Jury in assisted suicide case 'entitled to consider majority verdict'
The jury in the trial of a woman accused of attempting to help a friend with multiple sclerosis (MS) take her own life have been directed that they are entitled to consider a majority verdict.
The trial of taxi driver Gail O'Rorke (43) heard that the plan to travel to Dignitas, a euthanasia clinic in Zurich, was thwarted in 2011 when a travel agent alerted gardai.
Yesterday the jury of six men and six women were told they must reach a unanimous verdict, but failed to do so after more than three and a half hours of deliberations.
This morning trial Judge Patrick McCartan told the jury they may reach a majority verdict, where at least 10 of the 12 jurors must agree.
Jurors must deliberate for at least two hours on a unanimous verdict, Judge McCartan told the jurors, urging them to aim for unanimity despite now being offered a majority option.
Judge McCartan also urged the jury to "take your time" in respect of their deliberations.
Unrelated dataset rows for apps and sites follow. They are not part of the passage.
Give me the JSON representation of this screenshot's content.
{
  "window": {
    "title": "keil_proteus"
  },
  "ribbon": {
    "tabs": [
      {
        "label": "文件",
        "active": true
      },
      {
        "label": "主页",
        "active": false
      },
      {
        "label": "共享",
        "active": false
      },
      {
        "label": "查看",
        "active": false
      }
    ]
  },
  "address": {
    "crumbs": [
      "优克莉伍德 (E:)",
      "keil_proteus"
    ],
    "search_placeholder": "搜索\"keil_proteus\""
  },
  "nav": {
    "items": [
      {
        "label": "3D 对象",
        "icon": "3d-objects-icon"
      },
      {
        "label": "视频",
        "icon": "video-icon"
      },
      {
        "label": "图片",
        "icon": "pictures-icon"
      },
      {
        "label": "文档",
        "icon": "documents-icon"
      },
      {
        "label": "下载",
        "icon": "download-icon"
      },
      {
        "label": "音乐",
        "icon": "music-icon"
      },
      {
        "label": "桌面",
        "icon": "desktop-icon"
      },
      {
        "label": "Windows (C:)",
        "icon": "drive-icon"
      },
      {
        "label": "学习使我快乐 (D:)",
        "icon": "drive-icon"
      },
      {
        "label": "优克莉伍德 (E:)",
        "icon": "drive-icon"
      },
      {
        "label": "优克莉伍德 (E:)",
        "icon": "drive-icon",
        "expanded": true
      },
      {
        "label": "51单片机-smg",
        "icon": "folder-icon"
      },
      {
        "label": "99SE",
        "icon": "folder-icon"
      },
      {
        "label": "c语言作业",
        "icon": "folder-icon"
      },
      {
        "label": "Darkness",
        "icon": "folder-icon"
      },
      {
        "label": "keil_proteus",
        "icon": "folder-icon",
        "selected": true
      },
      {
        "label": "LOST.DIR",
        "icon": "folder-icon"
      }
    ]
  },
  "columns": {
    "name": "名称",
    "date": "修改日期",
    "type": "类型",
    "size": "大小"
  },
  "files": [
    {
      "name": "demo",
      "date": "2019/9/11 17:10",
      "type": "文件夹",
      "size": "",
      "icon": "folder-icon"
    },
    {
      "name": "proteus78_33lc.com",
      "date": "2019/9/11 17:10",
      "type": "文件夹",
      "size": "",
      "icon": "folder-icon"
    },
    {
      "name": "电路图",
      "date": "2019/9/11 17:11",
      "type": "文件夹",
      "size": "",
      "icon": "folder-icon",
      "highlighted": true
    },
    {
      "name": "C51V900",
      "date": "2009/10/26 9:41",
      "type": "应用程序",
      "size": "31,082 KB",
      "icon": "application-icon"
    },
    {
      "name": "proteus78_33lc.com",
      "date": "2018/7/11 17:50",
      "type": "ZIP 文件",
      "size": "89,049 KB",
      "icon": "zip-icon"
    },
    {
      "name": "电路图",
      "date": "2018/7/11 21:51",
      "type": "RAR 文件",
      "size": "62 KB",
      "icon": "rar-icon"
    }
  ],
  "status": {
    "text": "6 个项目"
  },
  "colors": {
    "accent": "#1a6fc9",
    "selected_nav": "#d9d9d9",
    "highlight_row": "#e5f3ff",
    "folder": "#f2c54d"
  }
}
Ms O'Rorke of Kilclare Gardens, Tallaght, was initially charged with three counts under the Criminal Law Suicide Act 1993.
The 22 year old law decriminalised the act of suicide but makes it an offence to assist or attempt to assist a suicide.
Last Friday Judge McCartan directed that Ms O'Rorke be found not guilty on two of three charges.
Ms O’Rorke remains accused of attempting to help her friend Bernadette Forde (51) travel to Zurich.
Ms O’Rorke denied attempting to aid and abet the suicide of Ms Forde by means of attempting to arrange travel to Zurich for such purpose between March 10 and April 20, 2011.
The seven day trial heard that Ms Forde was forced to cancel her planned trip to the Zurich after the intervention of gardai who were alerted by a Dublin travel agency.
Ms Forde (51), who suffered with primary progressive MS for 10 years - and whose condition was aggravated by injuries sustained in a car accident - ended her life in June 2011 by taking a lethal dose of medication bought on the internet.
Ms O'Rorke, who was both a friend and carer of Ms Forde, was warned by gardai it would be an offence to travel with her friend to Zurich.
She was later charged with attempting to assist a suicide for making those travel arrangements.
Charging the jury yesterday at Dublin's Circuit Criminal Court, Judge McCartan said that that Gail O'Rorke is a "faithful, honest and decent woman" who faced an "immense dilemma".
But the judge told the jury of six men and six women that the case was not about emotion.
"You must be fair, you must be objective" said Judge McCartan, who said that while the facts are the jurors' responsibility, it is not open to them to make up the law themselves.
Last Friday the jury were ordered to find Gail O'Rorke not guilty on two of the three charges against her.
Following legal argument, Judge McCartan ordered the jury to acquit Ms O’Rorke of ordering a lethal dose of barbiturates from Mexico which were later taken by Bernadette Forde (51) to end her life.
The judge also told the jury of six men and six women to find Ms O’Rorke not guilty of “procuring” the suicide of her friend by helping to organise her funeral before her death.
At the outset of the charge, the judge urged the jury to bring common sense and their everyday experience to their deliberations.
"Experience of life is important when it comes to assessing the facts of the case," said the judge.
The jurors retired just after 11am this morning after McCartan addressed them and summed up the cases for the prosecution and defence.
He told jurors that the State contends that the facts in the trial are not in dispute and that the case revolves around the making of travel arrangements with a travel agent for the Zurich trip.
He said that Ms O’Rorke told the travel agent the purpose of the trip to Zurich and as a result was “caught red handed” by gardaí. He said if she had been more discreet, perhaps taking a more indirect route to Zurich, “all of this might have been avoided.”
The judge said the defence case is that Ms O’Rorke’s actions are “too remote” from the suicide itself to legally constitute aiding and abetting. He also said the defence contend that Ms O’Rorke lacked any criminal intent in booking the tickets.
Referring to the accused’s claim that she didn’t know she was committing an offence, Judge McCartan told the jury that “ignorance of the law is not a defence.”
Regarding the defence argument that gardaí did not investigate an offence after stopping Ms O’Rorke and Ms Forde from travelling, Judge McCartan said the gardaí were perfectly entitled to do this.
He said it was the entitlement of gardaí “to go down the humanitarian route” after thwarting the travel plans and to investigate the matter later after the completed suicide of Ms Forde.
The judge told the jury that Ms O’Rorke is entitled to the presumption of innocence and that no inference should be taken from her not giving evidence. He said that where a doubt arose in fact, the jury should give the benefit of the doubt to the accused.